The majority, however, did not believe Congress was interested in what they had to say.
So an “ineffective circle of mistrust” has evolved as Congressional staffers question whether constituents are informed about the issues they are writing about, and doubt that mass e-mail campaigns include messages from real people.
The foundation, a nonprofit, nonpartisan organization, recently released two documents, one that details how the Internet is changing citizen involvement, and the other making recommendations for improving the dialogue between citizens and members of Congress.
The foundation commissioned a polling firm to conduct a telephone survey of 1,000 adult Americans and an online survey from a panel of 9,500 people to learn about expectations and experience in interacting with members of Congress.
The research found that Internet users, while wanting to feel engaged, generally felt disconnected from Congress.
Those who contacted members of Congress said they had been motivated to do so because they cared about an issue, even if a request to make contact had been made by a third party.
The culmination of the foundation’s nine-year project on communicating with Congress will be a report, now available for public comment in the draft stage.
It says individual communication is more persuasive than “identical-form” communications from grassroots advocacy campaigns, and recommends that constituents be adequately prepared when making calls to congressional offices.
The report also recommends technological refinements to the way in which congressional offices receive and view messages from citizens.
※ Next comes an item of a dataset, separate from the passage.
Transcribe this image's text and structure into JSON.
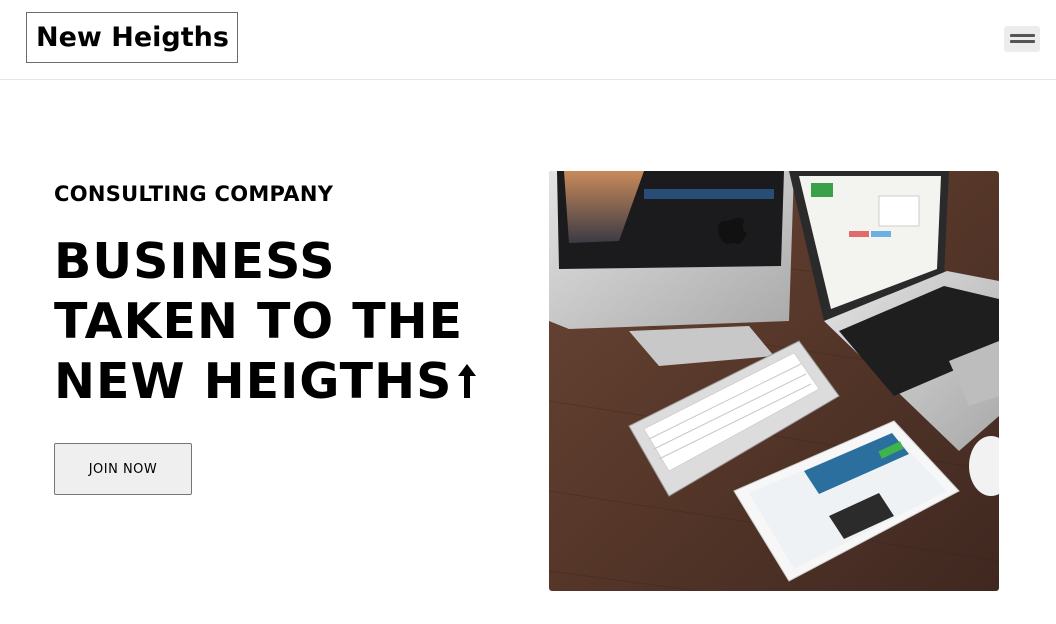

“The new model would allow offices to manage the volume without losing the meaning of the campaign or the sense of involvement of the individual constituent behind each message,” the draft report says.